The Bigger Picture


In an interview, Katahira could not comment on Yang’s specific case, but she said that the OIE’s policy keeps investigation reports confidential, even to those involved within the case, in order to ensure that witness testimony is as truthful as possible.

Because the proceedings of the investigation were confidential, Yang said that the OIE did not show her true accountability. Though the OIE investigation determined that Yang’s case did not qualify as a policy violation, Katahira said that proving this point is not always necessary to take productive action following an investigation.

She said that oftentimes, though the OIE may not determine an explicit act of bias, many acts of implicit bias result in further action. This can simply include coaching and training, or in some cases, a non-renewal of a contract. She said that the OIE does not make any decisions regarding what that further action entails, and only provides information to other need-to-know departments about what the office learned in its investigation.

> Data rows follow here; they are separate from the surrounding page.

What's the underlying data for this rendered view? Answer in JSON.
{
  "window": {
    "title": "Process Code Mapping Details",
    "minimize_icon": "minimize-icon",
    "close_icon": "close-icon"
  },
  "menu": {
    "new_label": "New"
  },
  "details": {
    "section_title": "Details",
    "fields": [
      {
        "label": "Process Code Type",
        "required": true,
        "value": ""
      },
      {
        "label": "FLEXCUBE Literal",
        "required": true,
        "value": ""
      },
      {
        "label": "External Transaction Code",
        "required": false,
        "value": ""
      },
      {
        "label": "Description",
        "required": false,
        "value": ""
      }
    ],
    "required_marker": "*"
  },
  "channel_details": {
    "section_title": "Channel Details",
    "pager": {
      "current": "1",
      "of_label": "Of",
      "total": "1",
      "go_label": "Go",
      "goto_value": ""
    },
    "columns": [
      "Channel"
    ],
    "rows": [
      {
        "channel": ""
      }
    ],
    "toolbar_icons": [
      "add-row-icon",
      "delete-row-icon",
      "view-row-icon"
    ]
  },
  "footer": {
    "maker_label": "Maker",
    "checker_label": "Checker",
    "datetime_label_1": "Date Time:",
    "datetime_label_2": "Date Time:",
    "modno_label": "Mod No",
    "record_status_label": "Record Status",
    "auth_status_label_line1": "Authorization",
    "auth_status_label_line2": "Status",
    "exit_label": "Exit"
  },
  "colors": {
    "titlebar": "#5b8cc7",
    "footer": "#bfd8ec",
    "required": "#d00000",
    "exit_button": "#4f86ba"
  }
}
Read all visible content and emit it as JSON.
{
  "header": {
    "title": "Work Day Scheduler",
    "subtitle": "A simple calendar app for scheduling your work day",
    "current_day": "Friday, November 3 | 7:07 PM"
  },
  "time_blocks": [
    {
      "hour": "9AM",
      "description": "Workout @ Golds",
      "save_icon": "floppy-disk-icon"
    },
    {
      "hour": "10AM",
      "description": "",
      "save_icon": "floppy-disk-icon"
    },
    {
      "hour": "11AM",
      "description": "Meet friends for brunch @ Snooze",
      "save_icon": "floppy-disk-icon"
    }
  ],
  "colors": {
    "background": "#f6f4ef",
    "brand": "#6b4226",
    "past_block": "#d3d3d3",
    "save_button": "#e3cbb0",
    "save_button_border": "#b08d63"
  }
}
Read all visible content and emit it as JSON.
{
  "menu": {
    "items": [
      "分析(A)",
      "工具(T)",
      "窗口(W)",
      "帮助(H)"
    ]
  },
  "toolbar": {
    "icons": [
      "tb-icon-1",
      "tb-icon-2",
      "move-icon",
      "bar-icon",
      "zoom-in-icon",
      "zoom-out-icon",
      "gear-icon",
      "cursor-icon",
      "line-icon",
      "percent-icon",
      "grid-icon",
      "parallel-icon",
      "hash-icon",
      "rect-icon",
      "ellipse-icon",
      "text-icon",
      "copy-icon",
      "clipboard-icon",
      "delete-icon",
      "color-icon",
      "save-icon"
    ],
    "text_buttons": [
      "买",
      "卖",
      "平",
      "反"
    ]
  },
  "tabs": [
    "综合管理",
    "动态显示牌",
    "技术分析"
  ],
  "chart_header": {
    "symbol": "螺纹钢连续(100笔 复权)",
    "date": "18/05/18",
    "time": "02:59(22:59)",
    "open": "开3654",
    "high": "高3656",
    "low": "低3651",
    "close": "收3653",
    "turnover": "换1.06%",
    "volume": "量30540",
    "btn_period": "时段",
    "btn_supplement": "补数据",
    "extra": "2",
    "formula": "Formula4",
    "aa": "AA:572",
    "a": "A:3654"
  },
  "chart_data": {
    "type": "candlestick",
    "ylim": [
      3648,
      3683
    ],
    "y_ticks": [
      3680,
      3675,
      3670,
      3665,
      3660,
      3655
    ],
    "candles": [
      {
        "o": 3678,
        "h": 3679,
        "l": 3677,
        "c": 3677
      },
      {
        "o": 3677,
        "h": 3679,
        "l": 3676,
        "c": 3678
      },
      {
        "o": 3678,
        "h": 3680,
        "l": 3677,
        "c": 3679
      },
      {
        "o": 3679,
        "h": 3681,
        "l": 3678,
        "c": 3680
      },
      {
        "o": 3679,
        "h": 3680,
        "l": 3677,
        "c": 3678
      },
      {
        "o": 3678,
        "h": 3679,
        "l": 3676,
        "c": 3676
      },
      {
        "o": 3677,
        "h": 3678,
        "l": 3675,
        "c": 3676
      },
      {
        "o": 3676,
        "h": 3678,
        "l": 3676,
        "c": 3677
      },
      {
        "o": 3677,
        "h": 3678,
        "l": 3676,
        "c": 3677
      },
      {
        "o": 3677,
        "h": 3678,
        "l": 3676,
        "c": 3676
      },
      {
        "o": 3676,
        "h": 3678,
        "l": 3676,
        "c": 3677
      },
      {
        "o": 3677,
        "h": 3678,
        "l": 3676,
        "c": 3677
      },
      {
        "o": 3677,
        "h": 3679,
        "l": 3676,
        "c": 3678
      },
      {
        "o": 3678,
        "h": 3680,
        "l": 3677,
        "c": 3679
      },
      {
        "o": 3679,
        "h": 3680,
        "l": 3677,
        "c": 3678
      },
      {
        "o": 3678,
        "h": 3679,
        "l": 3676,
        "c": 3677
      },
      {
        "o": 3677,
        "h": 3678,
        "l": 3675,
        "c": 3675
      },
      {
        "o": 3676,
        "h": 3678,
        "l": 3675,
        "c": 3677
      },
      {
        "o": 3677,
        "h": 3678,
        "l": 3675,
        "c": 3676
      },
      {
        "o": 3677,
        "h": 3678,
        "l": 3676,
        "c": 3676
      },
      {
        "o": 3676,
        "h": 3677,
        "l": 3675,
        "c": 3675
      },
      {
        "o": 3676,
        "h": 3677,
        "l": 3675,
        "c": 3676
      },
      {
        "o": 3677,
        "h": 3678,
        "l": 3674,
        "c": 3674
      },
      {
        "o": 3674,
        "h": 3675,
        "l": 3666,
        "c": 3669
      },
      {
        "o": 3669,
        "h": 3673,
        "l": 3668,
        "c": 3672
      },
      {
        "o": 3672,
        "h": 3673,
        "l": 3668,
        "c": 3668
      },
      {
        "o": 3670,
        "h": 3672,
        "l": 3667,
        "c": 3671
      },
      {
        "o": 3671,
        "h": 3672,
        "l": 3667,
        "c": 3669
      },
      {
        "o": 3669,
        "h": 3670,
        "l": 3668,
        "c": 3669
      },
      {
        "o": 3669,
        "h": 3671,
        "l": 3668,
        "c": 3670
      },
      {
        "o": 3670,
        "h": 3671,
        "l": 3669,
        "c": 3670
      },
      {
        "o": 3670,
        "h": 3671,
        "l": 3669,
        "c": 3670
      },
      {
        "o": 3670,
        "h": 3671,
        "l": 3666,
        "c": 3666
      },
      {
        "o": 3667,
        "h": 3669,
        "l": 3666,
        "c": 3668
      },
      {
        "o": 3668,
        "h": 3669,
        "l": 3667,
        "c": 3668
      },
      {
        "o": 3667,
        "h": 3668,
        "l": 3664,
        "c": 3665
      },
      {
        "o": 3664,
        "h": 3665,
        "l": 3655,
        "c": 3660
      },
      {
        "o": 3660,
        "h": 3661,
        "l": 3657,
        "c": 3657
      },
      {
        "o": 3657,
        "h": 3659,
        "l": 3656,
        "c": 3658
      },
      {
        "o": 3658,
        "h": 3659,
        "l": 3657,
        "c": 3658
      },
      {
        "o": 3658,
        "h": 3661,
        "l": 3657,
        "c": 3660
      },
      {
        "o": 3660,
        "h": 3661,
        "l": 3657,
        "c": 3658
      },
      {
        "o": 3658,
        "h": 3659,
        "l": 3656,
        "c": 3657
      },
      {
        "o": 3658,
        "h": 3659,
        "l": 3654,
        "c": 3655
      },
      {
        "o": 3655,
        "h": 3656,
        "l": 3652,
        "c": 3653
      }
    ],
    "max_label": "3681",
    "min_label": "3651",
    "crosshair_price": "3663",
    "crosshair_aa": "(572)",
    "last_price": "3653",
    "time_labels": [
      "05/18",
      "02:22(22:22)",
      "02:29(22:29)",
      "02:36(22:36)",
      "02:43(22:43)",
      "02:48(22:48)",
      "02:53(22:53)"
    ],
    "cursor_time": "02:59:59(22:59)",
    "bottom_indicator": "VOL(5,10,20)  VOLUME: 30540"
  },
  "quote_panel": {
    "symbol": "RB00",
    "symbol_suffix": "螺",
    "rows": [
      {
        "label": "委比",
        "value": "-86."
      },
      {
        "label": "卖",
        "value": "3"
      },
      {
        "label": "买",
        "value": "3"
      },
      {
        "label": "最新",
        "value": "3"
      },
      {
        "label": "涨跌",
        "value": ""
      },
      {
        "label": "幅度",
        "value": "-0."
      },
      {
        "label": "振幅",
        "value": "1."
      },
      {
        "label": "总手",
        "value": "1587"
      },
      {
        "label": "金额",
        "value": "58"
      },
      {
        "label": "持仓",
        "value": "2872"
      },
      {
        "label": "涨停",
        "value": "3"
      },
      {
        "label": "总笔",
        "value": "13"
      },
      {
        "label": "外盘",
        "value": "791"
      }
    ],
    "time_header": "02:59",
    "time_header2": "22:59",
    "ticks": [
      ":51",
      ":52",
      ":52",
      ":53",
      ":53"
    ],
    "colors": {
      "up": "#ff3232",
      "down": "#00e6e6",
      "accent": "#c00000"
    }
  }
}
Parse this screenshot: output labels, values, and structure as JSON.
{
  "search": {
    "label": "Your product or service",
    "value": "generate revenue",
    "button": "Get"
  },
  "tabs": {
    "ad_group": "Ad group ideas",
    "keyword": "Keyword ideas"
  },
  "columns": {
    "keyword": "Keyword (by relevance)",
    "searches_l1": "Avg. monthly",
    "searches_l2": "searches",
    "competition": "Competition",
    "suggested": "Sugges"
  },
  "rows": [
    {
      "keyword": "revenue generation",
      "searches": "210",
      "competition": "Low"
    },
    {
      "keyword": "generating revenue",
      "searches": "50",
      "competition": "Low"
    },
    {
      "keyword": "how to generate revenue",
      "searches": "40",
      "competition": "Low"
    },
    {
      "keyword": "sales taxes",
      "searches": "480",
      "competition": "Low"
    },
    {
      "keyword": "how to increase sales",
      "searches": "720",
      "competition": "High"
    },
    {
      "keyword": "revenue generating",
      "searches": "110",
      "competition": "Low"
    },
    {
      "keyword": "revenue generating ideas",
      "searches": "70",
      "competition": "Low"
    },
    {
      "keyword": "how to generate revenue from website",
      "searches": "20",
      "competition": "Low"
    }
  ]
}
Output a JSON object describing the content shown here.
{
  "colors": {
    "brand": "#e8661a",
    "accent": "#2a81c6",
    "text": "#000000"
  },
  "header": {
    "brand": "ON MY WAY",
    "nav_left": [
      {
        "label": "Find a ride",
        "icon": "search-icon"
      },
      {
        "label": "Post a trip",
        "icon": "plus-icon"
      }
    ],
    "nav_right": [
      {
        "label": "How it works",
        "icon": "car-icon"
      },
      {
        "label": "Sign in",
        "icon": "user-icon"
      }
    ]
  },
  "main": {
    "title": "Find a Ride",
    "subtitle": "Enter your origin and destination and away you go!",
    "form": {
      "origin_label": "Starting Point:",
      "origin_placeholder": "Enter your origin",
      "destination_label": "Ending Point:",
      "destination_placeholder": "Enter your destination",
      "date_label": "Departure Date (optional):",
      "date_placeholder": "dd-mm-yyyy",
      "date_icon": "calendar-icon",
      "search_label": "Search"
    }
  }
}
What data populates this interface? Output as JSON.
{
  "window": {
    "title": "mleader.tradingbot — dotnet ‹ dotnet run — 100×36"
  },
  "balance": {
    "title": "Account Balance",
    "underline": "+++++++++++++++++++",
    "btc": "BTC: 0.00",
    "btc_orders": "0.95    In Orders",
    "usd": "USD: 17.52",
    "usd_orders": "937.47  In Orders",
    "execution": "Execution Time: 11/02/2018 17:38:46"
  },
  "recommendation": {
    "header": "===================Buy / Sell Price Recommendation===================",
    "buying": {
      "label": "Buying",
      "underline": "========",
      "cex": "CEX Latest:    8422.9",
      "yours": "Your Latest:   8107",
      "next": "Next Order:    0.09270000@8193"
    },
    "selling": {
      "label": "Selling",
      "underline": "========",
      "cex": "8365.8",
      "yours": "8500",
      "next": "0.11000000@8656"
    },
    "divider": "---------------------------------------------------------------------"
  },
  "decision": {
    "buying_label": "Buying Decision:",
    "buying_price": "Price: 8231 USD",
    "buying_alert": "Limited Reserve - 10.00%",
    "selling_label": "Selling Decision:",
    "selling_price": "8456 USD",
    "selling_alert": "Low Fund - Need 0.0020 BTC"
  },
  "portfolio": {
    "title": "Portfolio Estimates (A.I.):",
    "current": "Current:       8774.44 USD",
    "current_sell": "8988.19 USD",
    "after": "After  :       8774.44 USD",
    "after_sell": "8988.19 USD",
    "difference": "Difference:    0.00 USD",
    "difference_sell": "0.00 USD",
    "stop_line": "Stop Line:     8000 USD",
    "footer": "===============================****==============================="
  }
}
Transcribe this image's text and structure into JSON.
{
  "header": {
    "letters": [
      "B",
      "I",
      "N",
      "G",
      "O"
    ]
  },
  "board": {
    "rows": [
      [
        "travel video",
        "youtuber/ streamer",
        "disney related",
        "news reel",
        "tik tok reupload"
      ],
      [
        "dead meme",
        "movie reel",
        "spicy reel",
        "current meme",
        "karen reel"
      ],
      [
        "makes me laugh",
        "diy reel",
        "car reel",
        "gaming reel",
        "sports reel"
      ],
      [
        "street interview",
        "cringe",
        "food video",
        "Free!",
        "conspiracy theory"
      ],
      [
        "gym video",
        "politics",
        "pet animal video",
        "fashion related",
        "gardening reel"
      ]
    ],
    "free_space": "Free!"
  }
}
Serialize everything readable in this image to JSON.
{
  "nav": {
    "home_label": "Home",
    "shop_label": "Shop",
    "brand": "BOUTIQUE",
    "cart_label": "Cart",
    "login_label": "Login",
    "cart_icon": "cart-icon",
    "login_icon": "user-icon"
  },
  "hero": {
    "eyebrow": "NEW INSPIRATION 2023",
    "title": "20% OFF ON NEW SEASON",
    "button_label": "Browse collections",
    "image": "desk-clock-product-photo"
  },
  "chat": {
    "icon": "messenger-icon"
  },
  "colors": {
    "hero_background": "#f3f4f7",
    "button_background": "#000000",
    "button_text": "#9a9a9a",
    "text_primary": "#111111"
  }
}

Because no Seattle U employees will speak to this specific case, The Spectator does not know the current status of the professor or if they have faced further coaching, training or other repercussions.

Dean Swanson said in a statement that the College of Nursing aims to facilitate conversation when students, faculty or staff raise concerns.

“In the College of Nursing, when students, staff, or faculty bring up concerns of feeling dismissed, misunderstood, or not-heard, our ideal practice is to listen and, if appropriate, suggest returning to the individual whose words/actions are of concern,” the statement reads. “If students, faculty, or staff are uncomfortable or unwilling, for whatever reason, to speak with the individual, we offer to support a facilitated conversation.”

If a person harmed is uncomfortable with a facilitated conversation, Swanson said the school pursues other intervention.

“If the offended person is not yet ready to enter into dialogue with the one whose actions were of concern, be it one-on-one or in the presence of a facilitator, we might offer to intervene,” she said in the statement.

In a separate interview unrelated to Yang’s case, Seattle U Vice President for Diversity and Inclusion Natasha Martin spoke to the importance of preventing implicit bias and microaggressions in the classroom.

“Whether we’re talking about one incident or five incidents or 10 incidents, the research is pretty clear that it can impact a student’s ability to thrive in an academic setting,” Martin said.

To address implicit bias in the classroom, Martin has put together a Bias Prevention and Campus Climate Care working group. She said that it is important to ensure that whatever measures not only serve to report incidents of bias, but also to “repair and restore.”

Seattle U has also implemented “Educating for Justice Sessions” to discuss ways that the university can be more just and inclusive. Some of these sessions have turned towards specifically microaggressions. However, Yang believes that the problem does not just rest with the harm brought to her in the classroom. More important to her is the alleged mishandling of her case by the OIE.

“Today, the issue is not about if they will do something to that professor,” Yang said. “The point is not about the professor right now. The point is, new students in my position file this kind of case, and this was one of the examples of how they handle it.”

In the end, Yang sees this case as a failure on the part of Seattle U to uphold its Jesuit mission. When she first arrived in the U.S., Yang describes her position as being “critically vulnerable,” as a single immigrant mother who speaks English as a third language.

“SU has failed to walk its talk of social justice when students like myself needed it,” Yang wrote in her letter to Sundborg and other administrative members. “SU has failed me as a student, alum, and a community member.”

Following graduation, Yang now works as a school nurse for Seattle Public Schools and also volunteers for Social Justice Fund NW.

“I actually only applied to SU because I thought, well, you care about the vulnerable population. You said you are all about this, I looked no further…You said you are all about this. But unfortunately, no, not at all.”

Alec Downing and Frances Divinagracia contributed to this report.

Josh Merchant may be reached at [email protected]